Ode to Something Dead I Cannot Name Nor Return Home

It must be so easy to die.
Forgive my bluntness, and the morbid
privilege that allows me tell to you what you already
know. But even I, a creature who has survived 200,000 years
of evolution, I am
fragile. There are so many ways to break

a bone. My kind, we build tall things, promise we won’t be
spiders trying to reach the top of the waterspout, slip
off the lip of generations, halfway up, halfway
down, burying bombshells
so we don’t blow ourselves
away. And here I am talking to you, nameless
and imagine if I had been the one
ambling so far from home.

We like to think it was over
quickly, that you didn’t lie there bisected
by the grasses, heavy with heat and a four-pound
heart. What we want is immediate
absolution, bullet right
between the eyes a mercy. I doubt
many of us will be dealt the same grace
when we go. Likely, the fires

will take us first. At this point mercy
barely barters a headstone, our bodies
unsinkable, resurfacing in waterlogged
soil, unmarked and
unknown. Maybe better rotting
in the river valley, your flesh in every
carrion bird.

What I’m saying is,
we’re so much and then we’re nothing, red
sky, cottonwood
desperation. 200,000 years of evolution, and we learned
how to anesthetize death. Bring us back
the vulture, the thing that knows every
body is a miracle.

What I’m saying is I’m sorry, but
I don’t want to end up like you,
stiff roadkill doll
of a cow on the side of the gravel pullout,
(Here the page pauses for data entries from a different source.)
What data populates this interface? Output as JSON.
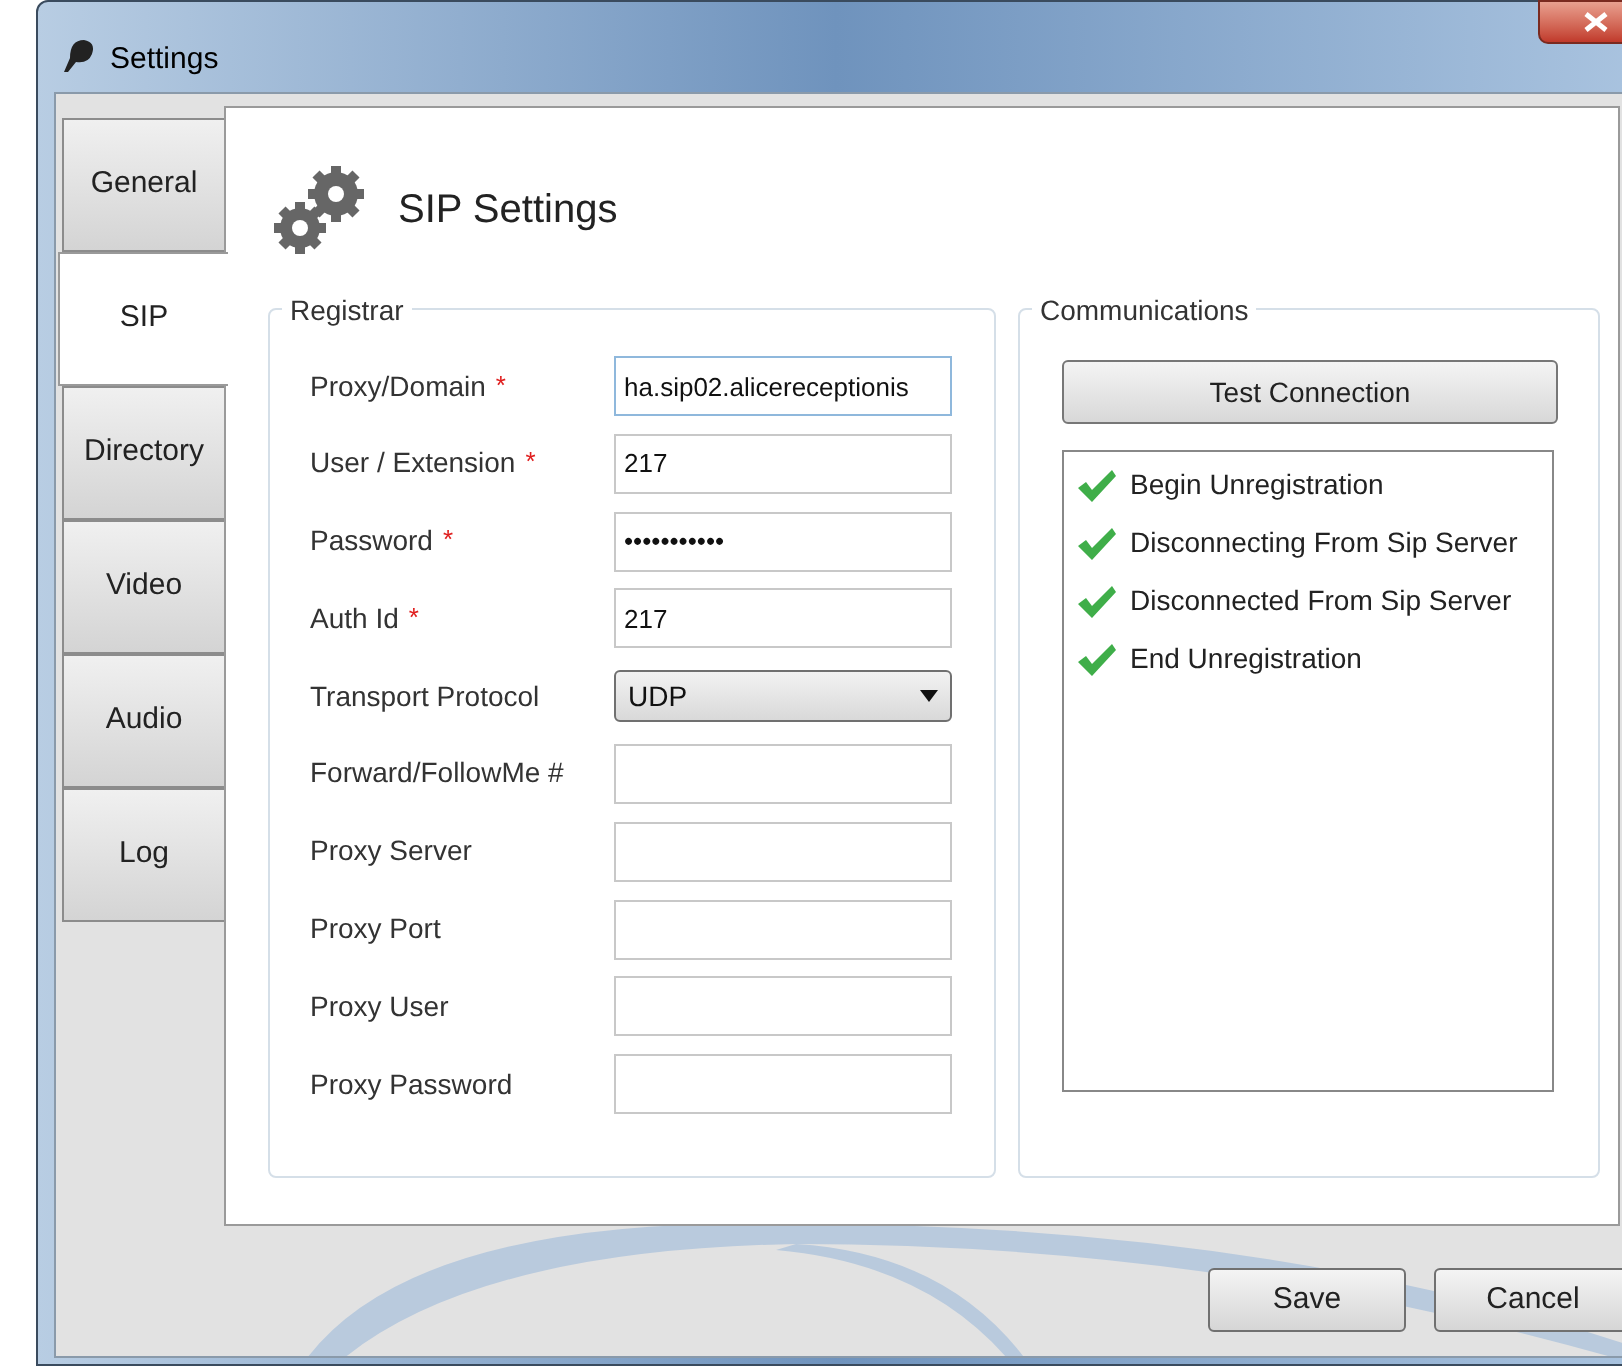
{
  "window": {
    "title": "Settings"
  },
  "tabs": [
    {
      "label": "General",
      "selected": false
    },
    {
      "label": "SIP",
      "selected": true
    },
    {
      "label": "Directory",
      "selected": false
    },
    {
      "label": "Video",
      "selected": false
    },
    {
      "label": "Audio",
      "selected": false
    },
    {
      "label": "Log",
      "selected": false
    }
  ],
  "page_title": "SIP Settings",
  "registrar": {
    "title": "Registrar",
    "fields": [
      {
        "label": "Proxy/Domain",
        "required_mark": "*",
        "kind": "text",
        "value": "ha.sip02.alicereceptionis",
        "focused": true
      },
      {
        "label": "User / Extension",
        "required_mark": "*",
        "kind": "text",
        "value": "217",
        "focused": false
      },
      {
        "label": "Password",
        "required_mark": "*",
        "kind": "text",
        "value": "•••••••••••",
        "focused": false
      },
      {
        "label": "Auth Id",
        "required_mark": "*",
        "kind": "text",
        "value": "217",
        "focused": false
      },
      {
        "label": "Transport Protocol",
        "kind": "select",
        "value": "UDP",
        "focused": false
      },
      {
        "label": "Forward/FollowMe #",
        "kind": "text",
        "focused": false
      },
      {
        "label": "Proxy Server",
        "kind": "text",
        "focused": false
      },
      {
        "label": "Proxy Port",
        "kind": "text",
        "focused": false
      },
      {
        "label": "Proxy User",
        "kind": "text",
        "focused": false
      },
      {
        "label": "Proxy Password",
        "kind": "text",
        "focused": false
      }
    ]
  },
  "communications": {
    "title": "Communications",
    "button": "Test Connection",
    "log": [
      {
        "text": "Begin Unregistration",
        "checked": true
      },
      {
        "text": "Disconnecting From Sip Server",
        "checked": true
      },
      {
        "text": "Disconnected From Sip Server",
        "checked": true
      },
      {
        "text": "End Unregistration",
        "checked": true
      }
    ]
  },
  "buttons": [
    "Save",
    "Cancel"
  ]
}
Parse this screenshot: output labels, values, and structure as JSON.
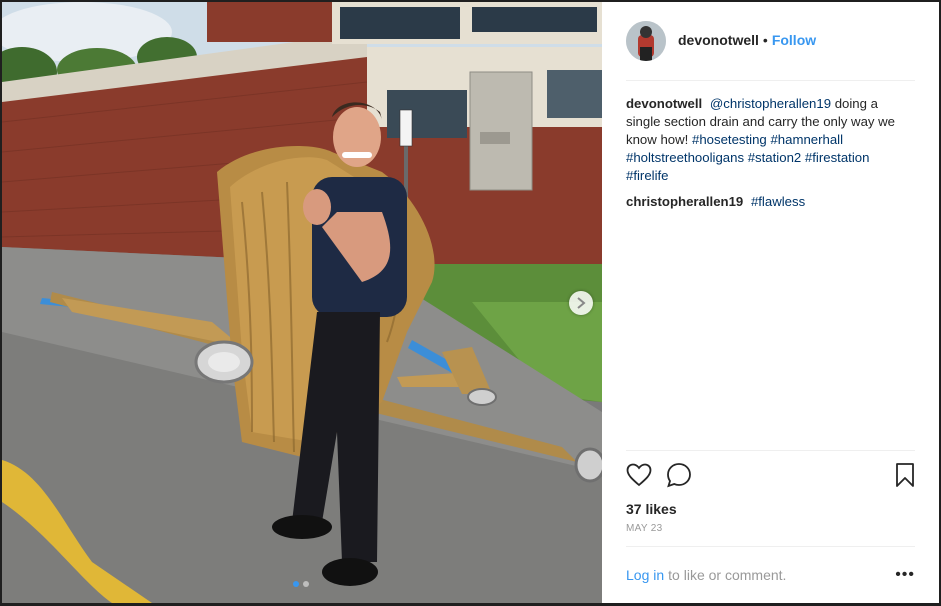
{
  "post": {
    "author": "devonotwell",
    "follow_label": "Follow",
    "separator": "•"
  },
  "comments": [
    {
      "user": "devonotwell",
      "mention": "@christopherallen19",
      "text": " doing a single section drain and carry the only way we know how! ",
      "hashtags": [
        "#hosetesting",
        "#hamnerhall",
        "#holtstreethooligans",
        "#station2",
        "#firestation",
        "#firelife"
      ]
    },
    {
      "user": "christopherallen19",
      "hashtags": [
        "#flawless"
      ]
    }
  ],
  "actions": {
    "like_icon": "heart-icon",
    "comment_icon": "comment-bubble-icon",
    "save_icon": "bookmark-icon"
  },
  "likes_text": "37 likes",
  "date_text": "MAY 23",
  "footer": {
    "login_label": "Log in",
    "rest_text": "to like or comment.",
    "more_label": "•••"
  },
  "carousel": {
    "next_icon": "chevron-right-icon",
    "slide_count": 2,
    "active_slide": 1
  },
  "colors": {
    "accent": "#3897f0",
    "link": "#003569",
    "muted": "#999999"
  }
}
Briana Lubinski is from the sagebrush desert of eastern Washington but currently studying creative writing and Spanish on the Pacific coast at Western Washington University. Her work generally focuses on place, nostalgia, and all things living, dead, or somewhere in between. Her writing has appeared in the Scribendi and Jeopardy magazines, and she is currently working on her first poetry chapbook, which will likely go aggressively untitled until the last minute. She is a rock climber, nature enthusiast, and lover of objectively bad movies.